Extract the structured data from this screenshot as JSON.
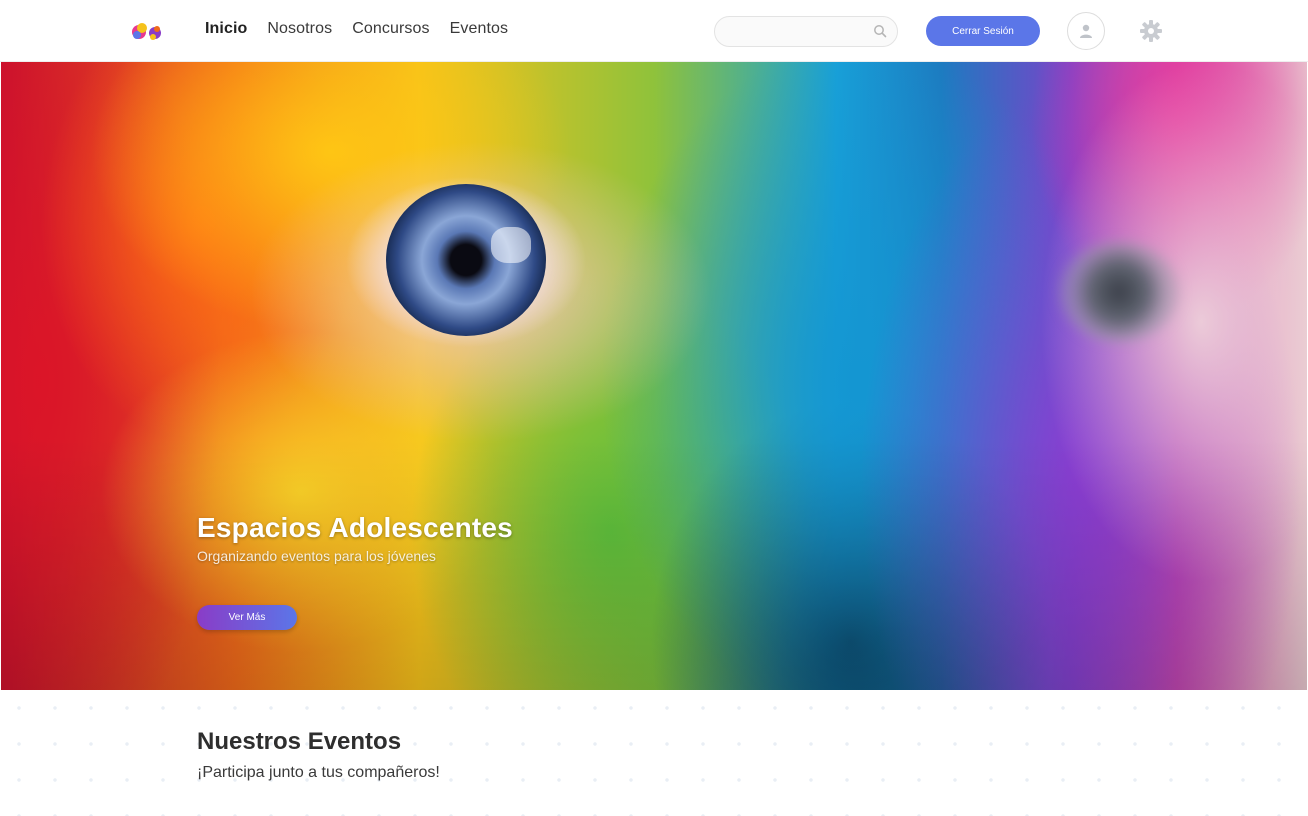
{
  "nav": {
    "links": [
      "Inicio",
      "Nosotros",
      "Concursos",
      "Eventos"
    ],
    "active_index": 0,
    "search_placeholder": "",
    "logout_label": "Cerrar Sesión",
    "accent_color": "#5b76e8"
  },
  "hero": {
    "title": "Espacios Adolescentes",
    "subtitle": "Organizando eventos para los jóvenes",
    "cta_label": "Ver Más"
  },
  "events": {
    "title": "Nuestros Eventos",
    "subtitle": "¡Participa junto a tus compañeros!"
  },
  "icons": [
    "logo-icon",
    "search-icon",
    "user-icon",
    "gear-icon"
  ]
}
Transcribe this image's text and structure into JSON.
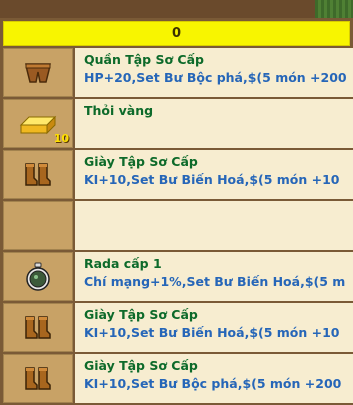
{
  "header": {
    "value": "0"
  },
  "items": [
    {
      "icon": "pants-icon",
      "name": "Quần Tập Sơ Cấp",
      "desc": "HP+20,Set Bư Bộc phá,$(5 món +200",
      "qty": ""
    },
    {
      "icon": "gold-bar-icon",
      "name": "Thỏi vàng",
      "desc": "",
      "qty": "10"
    },
    {
      "icon": "boots-icon",
      "name": "Giày Tập Sơ Cấp",
      "desc": "KI+10,Set Bư Biến Hoá,$(5 món +10",
      "qty": ""
    },
    {
      "icon": "",
      "name": "",
      "desc": "",
      "qty": ""
    },
    {
      "icon": "radar-icon",
      "name": "Rada cấp 1",
      "desc": "Chí mạng+1%,Set Bư Biến Hoá,$(5 m",
      "qty": ""
    },
    {
      "icon": "boots-icon",
      "name": "Giày Tập Sơ Cấp",
      "desc": "KI+10,Set Bư Biến Hoá,$(5 món +10",
      "qty": ""
    },
    {
      "icon": "boots-icon",
      "name": "Giày Tập Sơ Cấp",
      "desc": "KI+10,Set Bư Bộc phá,$(5 món +200",
      "qty": ""
    }
  ]
}
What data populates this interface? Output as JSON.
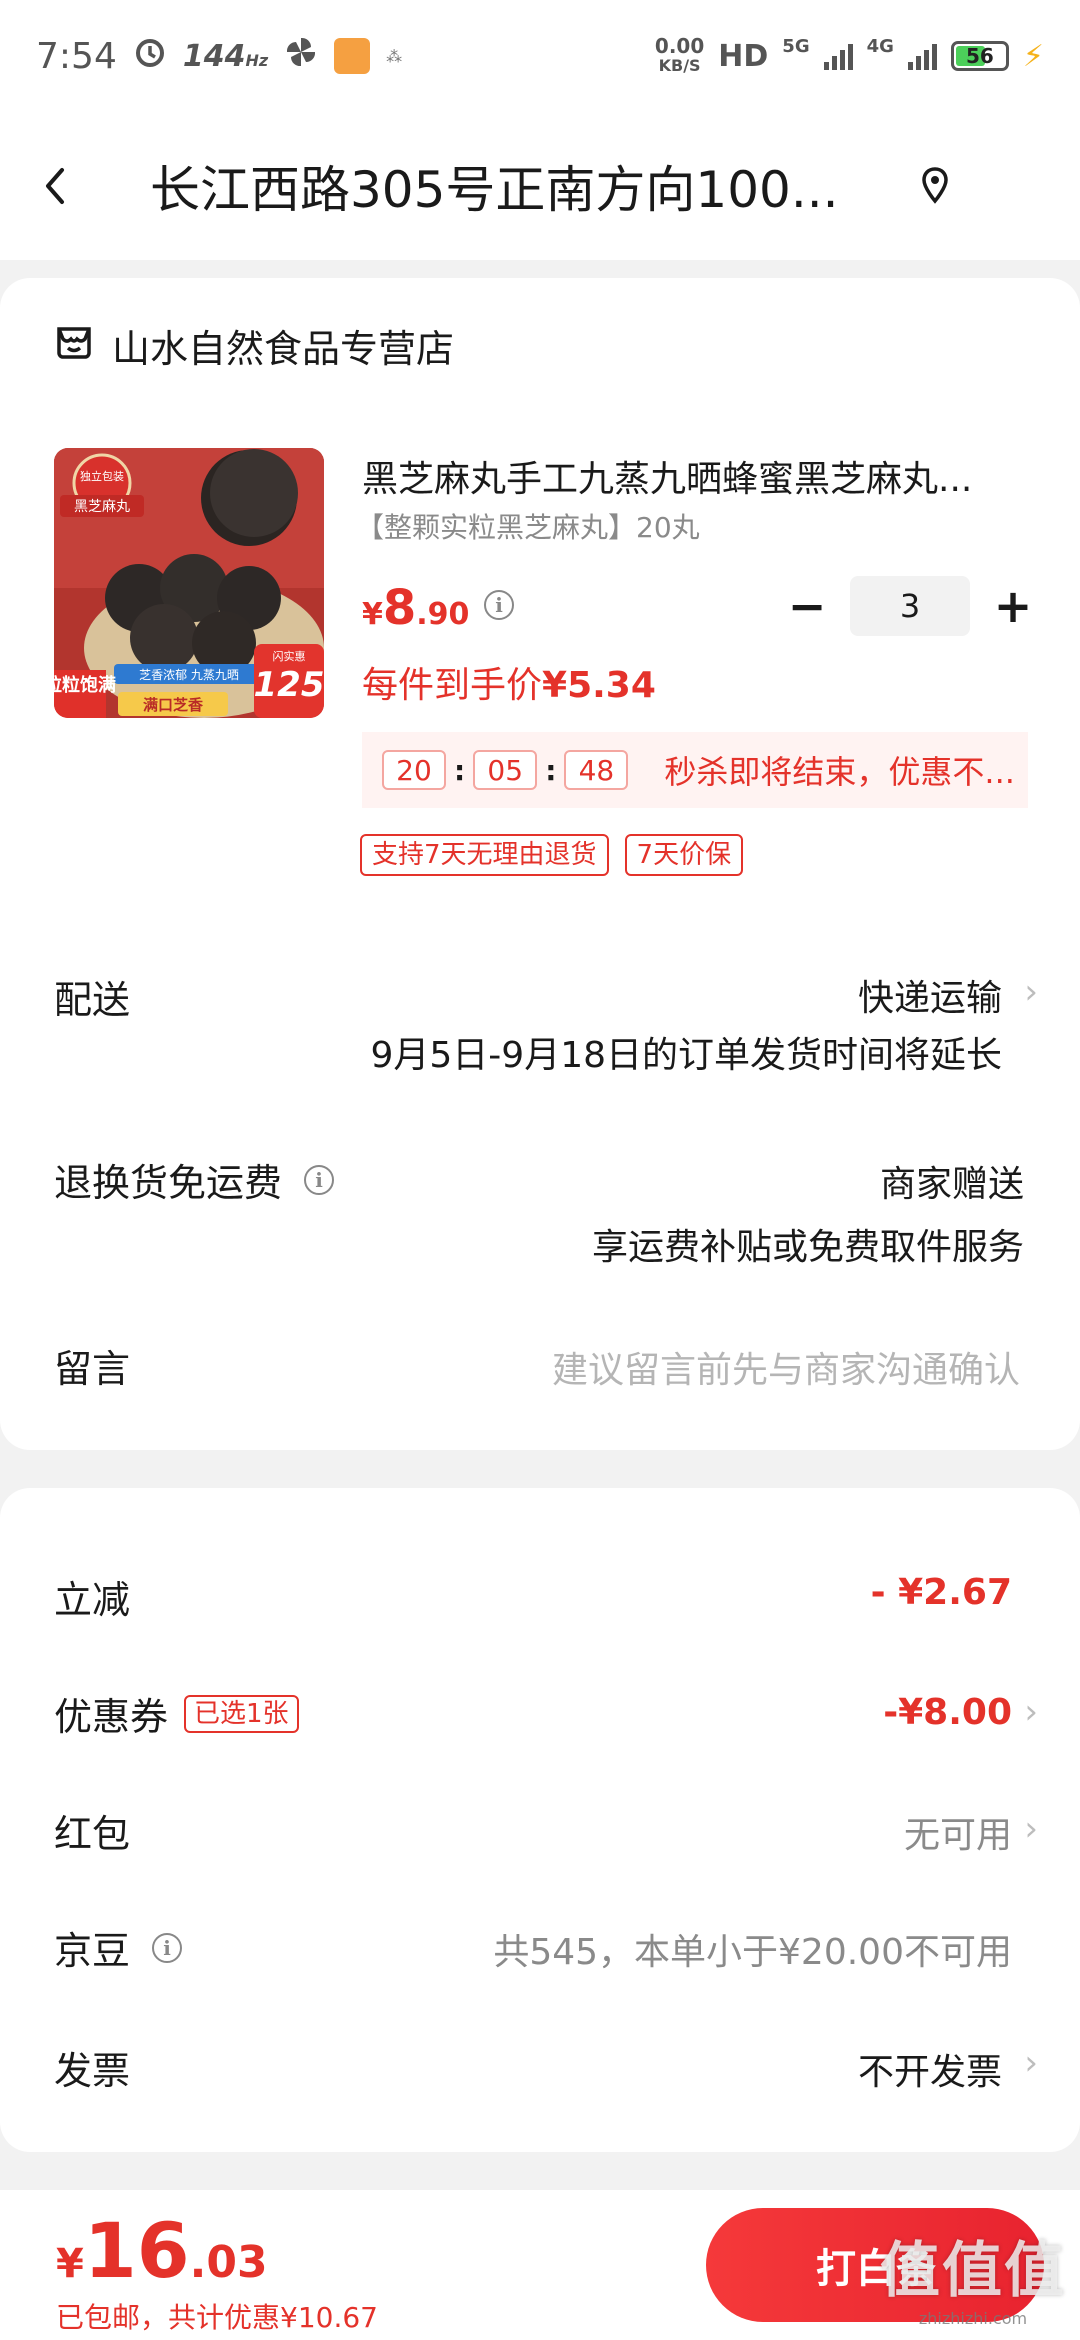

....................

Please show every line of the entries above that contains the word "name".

      "name": "Quần Tập Sơ Cấp",
      "name": "Thỏi vàng",
      "name": "Giày Tập Sơ Cấp",
      "name": "",
      "name": "Rada cấp 1",
      "name": "Giày Tập Sơ Cấp",
      "name": "Giày Tập Sơ Cấp",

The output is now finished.